WHAT TO DO »
Wherever a line of the listing holds the string "wind", copy that line.

------------------------

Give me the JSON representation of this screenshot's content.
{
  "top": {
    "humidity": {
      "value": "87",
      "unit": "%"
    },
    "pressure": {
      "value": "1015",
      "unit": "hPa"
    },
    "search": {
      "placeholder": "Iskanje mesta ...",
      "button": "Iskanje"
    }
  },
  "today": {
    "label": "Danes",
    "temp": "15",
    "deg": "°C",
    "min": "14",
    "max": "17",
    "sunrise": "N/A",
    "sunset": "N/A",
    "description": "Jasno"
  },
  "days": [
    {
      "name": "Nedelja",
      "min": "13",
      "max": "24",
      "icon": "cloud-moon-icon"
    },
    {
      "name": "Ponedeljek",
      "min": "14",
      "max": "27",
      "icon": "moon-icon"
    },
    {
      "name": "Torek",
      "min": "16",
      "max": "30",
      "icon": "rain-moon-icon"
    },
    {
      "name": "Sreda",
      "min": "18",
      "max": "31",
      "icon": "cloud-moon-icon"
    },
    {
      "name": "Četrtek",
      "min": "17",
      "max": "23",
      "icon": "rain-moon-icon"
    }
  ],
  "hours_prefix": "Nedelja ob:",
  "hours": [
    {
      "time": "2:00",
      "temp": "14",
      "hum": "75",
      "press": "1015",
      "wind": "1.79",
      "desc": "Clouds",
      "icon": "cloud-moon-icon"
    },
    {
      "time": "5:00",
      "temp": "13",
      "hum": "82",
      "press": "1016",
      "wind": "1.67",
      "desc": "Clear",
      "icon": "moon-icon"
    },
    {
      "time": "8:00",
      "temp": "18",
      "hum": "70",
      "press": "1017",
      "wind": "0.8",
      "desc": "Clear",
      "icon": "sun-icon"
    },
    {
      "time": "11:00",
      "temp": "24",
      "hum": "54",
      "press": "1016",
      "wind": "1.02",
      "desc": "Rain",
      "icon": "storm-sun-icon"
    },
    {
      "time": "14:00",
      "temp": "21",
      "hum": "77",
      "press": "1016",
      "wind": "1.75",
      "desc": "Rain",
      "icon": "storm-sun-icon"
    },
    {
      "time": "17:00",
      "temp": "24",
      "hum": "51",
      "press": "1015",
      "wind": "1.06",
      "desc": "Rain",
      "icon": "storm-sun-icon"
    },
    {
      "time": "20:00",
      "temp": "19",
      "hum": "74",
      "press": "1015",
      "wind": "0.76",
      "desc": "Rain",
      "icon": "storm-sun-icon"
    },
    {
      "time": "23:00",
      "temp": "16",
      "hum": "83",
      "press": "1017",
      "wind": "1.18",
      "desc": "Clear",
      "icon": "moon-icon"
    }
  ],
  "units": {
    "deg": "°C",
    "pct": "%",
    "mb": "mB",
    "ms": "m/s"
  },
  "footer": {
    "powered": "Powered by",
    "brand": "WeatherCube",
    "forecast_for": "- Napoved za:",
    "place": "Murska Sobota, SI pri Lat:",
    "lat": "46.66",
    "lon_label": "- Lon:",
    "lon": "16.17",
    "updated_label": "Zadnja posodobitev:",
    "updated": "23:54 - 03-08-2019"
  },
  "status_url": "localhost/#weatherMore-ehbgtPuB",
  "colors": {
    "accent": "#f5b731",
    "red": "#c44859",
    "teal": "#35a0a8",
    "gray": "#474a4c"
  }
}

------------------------

TASK SOLUTION »
      "wind": "1.79",
      "wind": "1.67",
      "wind": "0.8",
      "wind": "1.02",
      "wind": "1.75",
      "wind": "1.06",
      "wind": "0.76",
      "wind": "1.18",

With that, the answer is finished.